Santa, Mrs. Claus working to spread joy
Exactly, Steve and Sylvia Schneeberger say.
Bringing Santa to life is a his-and-her thing for this Evansville couple.
Steve became interested in playing the jolly, old elf after reading a December 2005 newspaper article about a Janesville man who received a diploma from a Santa school in Michigan.
By April, Steve was growing a beard.
His wife, Sylvia, also dreamed of bringing joy and laughter to people. She thought she'd like to be a clown.
"Instead of a clown, I'm Mrs. Claus, and we get to do it together," Sylvia said.
Some Santas are lucky to have elves.
Steve said he wouldn't be Santa without his wife.
"She is such an asset to what we do," Steve said.
Mrs. Claus is not a common commodity, so the Kris Kringle couple have become a great marketing tool.
Both Schneebergers have received diplomas from the Michigan Santa school.
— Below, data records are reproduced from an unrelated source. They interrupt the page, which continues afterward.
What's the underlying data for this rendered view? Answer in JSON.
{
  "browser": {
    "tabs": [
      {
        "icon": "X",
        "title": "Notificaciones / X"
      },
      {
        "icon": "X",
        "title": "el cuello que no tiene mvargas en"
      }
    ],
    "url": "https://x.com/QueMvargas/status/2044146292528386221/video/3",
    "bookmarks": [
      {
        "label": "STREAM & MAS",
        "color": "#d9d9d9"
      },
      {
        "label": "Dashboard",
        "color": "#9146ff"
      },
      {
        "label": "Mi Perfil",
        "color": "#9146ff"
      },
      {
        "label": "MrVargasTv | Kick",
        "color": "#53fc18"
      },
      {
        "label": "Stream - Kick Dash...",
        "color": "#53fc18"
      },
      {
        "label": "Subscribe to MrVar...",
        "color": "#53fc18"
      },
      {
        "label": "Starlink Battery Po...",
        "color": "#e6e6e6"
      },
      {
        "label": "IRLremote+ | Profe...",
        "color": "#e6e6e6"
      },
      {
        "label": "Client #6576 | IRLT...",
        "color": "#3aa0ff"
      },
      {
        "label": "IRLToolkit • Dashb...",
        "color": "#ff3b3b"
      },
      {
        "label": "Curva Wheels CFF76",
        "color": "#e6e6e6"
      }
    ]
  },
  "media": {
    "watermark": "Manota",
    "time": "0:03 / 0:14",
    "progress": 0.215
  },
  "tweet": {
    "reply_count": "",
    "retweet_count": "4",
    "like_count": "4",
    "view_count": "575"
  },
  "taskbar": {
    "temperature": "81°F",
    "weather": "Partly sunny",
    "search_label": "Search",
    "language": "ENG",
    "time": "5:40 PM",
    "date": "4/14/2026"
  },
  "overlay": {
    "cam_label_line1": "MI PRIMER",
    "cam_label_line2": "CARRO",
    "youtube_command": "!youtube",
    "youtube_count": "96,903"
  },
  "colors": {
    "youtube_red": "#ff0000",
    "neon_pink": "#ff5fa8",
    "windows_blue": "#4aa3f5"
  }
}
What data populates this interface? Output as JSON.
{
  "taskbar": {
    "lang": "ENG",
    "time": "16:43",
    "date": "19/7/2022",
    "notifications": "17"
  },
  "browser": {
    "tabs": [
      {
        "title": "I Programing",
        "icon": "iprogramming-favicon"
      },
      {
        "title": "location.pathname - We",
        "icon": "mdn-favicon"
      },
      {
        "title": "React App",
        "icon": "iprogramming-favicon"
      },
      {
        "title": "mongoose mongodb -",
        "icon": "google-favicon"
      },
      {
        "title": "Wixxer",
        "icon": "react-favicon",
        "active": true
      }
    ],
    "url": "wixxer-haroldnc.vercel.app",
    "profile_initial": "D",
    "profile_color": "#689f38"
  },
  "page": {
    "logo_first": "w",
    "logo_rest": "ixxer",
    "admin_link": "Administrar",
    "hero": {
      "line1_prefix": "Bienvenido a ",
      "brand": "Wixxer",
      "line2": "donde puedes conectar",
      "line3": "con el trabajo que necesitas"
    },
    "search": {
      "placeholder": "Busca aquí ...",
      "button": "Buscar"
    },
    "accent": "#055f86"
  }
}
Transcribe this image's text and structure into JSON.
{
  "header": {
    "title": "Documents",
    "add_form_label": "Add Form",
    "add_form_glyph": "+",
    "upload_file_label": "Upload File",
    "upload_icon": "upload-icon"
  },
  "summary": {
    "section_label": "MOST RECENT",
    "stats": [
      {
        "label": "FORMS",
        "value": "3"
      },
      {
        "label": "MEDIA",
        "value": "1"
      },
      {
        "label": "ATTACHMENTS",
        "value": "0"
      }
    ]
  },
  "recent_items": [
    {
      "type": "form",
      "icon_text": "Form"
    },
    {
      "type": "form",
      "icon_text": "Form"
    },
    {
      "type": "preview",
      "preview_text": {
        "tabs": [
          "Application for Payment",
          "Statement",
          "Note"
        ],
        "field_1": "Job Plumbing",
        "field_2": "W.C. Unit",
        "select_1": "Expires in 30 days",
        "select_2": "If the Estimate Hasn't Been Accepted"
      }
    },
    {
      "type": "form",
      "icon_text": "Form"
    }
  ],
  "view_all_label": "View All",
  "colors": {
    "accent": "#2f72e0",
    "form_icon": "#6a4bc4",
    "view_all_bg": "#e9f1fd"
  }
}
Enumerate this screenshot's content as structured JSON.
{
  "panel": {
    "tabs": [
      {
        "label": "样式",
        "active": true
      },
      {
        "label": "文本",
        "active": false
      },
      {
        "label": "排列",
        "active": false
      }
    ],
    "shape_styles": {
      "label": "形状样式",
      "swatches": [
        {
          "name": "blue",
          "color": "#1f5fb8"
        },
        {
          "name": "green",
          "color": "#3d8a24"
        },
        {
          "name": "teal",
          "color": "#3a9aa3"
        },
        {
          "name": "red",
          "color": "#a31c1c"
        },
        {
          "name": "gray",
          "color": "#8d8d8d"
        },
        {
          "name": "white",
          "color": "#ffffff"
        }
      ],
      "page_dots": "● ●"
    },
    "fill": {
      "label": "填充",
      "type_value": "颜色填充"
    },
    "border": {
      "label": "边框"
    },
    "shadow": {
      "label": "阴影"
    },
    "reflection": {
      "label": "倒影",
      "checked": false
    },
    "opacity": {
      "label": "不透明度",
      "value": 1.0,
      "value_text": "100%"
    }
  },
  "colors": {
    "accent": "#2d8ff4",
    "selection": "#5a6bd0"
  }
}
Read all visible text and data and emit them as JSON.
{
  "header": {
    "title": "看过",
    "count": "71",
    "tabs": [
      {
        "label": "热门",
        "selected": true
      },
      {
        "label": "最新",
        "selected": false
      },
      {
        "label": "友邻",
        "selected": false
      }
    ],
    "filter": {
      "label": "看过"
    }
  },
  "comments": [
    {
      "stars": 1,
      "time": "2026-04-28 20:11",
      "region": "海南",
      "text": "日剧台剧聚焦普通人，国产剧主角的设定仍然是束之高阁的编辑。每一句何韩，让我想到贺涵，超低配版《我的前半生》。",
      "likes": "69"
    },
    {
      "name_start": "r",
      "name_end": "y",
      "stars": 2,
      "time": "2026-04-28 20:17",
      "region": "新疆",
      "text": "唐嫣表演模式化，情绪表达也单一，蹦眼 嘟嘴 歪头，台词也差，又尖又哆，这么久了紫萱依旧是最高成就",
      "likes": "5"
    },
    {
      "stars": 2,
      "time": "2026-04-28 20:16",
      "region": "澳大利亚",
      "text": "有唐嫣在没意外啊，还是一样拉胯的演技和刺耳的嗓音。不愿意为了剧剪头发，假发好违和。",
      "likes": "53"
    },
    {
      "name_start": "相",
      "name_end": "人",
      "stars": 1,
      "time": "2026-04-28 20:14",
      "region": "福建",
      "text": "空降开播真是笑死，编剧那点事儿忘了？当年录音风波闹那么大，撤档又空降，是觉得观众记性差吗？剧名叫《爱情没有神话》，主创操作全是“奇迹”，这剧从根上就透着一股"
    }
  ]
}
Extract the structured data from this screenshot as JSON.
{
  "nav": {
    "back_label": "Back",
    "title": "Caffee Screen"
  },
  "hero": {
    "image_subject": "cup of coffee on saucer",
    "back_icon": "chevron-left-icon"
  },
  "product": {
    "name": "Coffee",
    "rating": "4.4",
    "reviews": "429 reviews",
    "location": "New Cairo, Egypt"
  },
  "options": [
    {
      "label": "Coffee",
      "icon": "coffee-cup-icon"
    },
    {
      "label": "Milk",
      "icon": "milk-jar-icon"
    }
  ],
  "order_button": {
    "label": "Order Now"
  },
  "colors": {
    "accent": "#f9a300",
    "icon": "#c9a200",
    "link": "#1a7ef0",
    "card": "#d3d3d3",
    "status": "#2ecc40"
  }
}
For his day job, Steve trims his bushy beard when he travels to foreign embassies for the U.S. Department of Agriculture in Madison.
As Mrs. Claus, Sylvia—she works at the M & I Bank in Evansville—lightens her hair and puts on wire rims, a white hat and bloomers. She carries a basket and wears a lace apron that Steve brought back from Belgium.
Sylvia has room to flesh out her character. Mrs. Claus' first name, for instance, has never been printed in literature. And during the couple's novice year, she was asked what it was.
"I just came up with Crystal Claus," she said.
The couple are getting good at thinking on their feet.
The pair continue to fine-tune their act.
Mrs. Santa keeps the tykes occupied when they get antsy waiting for a turn on Santa's lap. A favorite diversion is a lighted thumb. She tells the children she sneaked out Rudolph's nose.
Her calm voice and grandmotherly presence soothe jittery children who are not all that sure about Santa. Sometimes, a child is more comfortable sitting on Mrs. Claus' lap, and Santa will slip behind them for the requisite picture.
The couple have discovered that children are very interested in the reindeer, and the animals' whereabouts is the most-asked question.
They answer that the reindeer have magical powers only one night a year. Otherwise, Mr. and Mrs. Claus are left to hoof it in a vehicle.
This time of year, Steve usually wears red. With his bleached beard, flannel shirt and suspenders, he looks just like an off-duty Santa.
So, he carries a card for youngsters he sees pondering his true identity.
The card has a picture of himself in costume with his index finger to his lips. It reads, "Shhhhh … You just met Santa."
"Their faces, their eyes—they just glow," Steve said.
Once, in a Madison restaurant, a young boy at a nearby table kept leaning around his dad to stare at Steve.
"I finished my lunch, took my tray up and was throwing the garbage away," Steve said. "He (the boy) looked up, and all he said was, 'Where's your reindeer?'"
The couple take care not to wear red around their own young grandchildren to keep the myth alive for them, too.
The couple enjoy dispensing holiday joy.
"It brings joy to my heart that I'm doing this," Steve said. "We like to make people smile … and Santa always does that."
"Just bringing the spirit of Christmas into people's lives with Santa and Mrs. Claus keeps us going," Sylvia said.
CALL THE CLAUSES
To contact Steve or Sylvia Schneeberger, call them at their workshop at (608) 882-5259, or you can reach them on their sleigh at (608) 279-9826.